─── Material to process ───

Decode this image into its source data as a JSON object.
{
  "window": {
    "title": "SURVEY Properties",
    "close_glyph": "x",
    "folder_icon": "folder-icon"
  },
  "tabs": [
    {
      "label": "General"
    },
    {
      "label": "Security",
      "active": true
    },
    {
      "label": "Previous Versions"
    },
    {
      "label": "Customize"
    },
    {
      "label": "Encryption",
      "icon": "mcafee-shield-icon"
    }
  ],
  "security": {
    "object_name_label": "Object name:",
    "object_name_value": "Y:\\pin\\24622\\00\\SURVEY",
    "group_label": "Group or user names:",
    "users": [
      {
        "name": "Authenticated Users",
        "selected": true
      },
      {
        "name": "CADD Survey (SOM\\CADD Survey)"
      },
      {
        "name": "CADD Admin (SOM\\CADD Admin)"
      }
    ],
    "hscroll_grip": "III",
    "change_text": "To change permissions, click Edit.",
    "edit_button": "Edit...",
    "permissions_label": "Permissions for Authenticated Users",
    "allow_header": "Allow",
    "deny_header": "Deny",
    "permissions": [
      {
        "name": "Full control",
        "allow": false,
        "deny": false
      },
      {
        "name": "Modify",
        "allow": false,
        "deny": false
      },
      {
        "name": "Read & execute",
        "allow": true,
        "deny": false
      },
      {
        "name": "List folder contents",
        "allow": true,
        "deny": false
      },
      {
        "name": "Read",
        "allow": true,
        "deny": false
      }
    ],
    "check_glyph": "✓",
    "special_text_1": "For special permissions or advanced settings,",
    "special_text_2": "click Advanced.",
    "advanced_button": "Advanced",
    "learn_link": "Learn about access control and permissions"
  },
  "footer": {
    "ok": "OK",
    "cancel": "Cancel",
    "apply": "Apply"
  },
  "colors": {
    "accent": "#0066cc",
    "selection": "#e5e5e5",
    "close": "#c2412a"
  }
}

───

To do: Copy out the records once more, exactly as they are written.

Final answer:
Decode this image into its source data as a JSON object.
{
  "window": {
    "title": "SURVEY Properties",
    "close_glyph": "x",
    "folder_icon": "folder-icon"
  },
  "tabs": [
    {
      "label": "General"
    },
    {
      "label": "Security",
      "active": true
    },
    {
      "label": "Previous Versions"
    },
    {
      "label": "Customize"
    },
    {
      "label": "Encryption",
      "icon": "mcafee-shield-icon"
    }
  ],
  "security": {
    "object_name_label": "Object name:",
    "object_name_value": "Y:\\pin\\24622\\00\\SURVEY",
    "group_label": "Group or user names:",
    "users": [
      {
        "name": "Authenticated Users",
        "selected": true
      },
      {
        "name": "CADD Survey (SOM\\CADD Survey)"
      },
      {
        "name": "CADD Admin (SOM\\CADD Admin)"
      }
    ],
    "hscroll_grip": "III",
    "change_text": "To change permissions, click Edit.",
    "edit_button": "Edit...",
    "permissions_label": "Permissions for Authenticated Users",
    "allow_header": "Allow",
    "deny_header": "Deny",
    "permissions": [
      {
        "name": "Full control",
        "allow": false,
        "deny": false
      },
      {
        "name": "Modify",
        "allow": false,
        "deny": false
      },
      {
        "name": "Read & execute",
        "allow": true,
        "deny": false
      },
      {
        "name": "List folder contents",
        "allow": true,
        "deny": false
      },
      {
        "name": "Read",
        "allow": true,
        "deny": false
      }
    ],
    "check_glyph": "✓",
    "special_text_1": "For special permissions or advanced settings,",
    "special_text_2": "click Advanced.",
    "advanced_button": "Advanced",
    "learn_link": "Learn about access control and permissions"
  },
  "footer": {
    "ok": "OK",
    "cancel": "Cancel",
    "apply": "Apply"
  },
  "colors": {
    "accent": "#0066cc",
    "selection": "#e5e5e5",
    "close": "#c2412a"
  }
}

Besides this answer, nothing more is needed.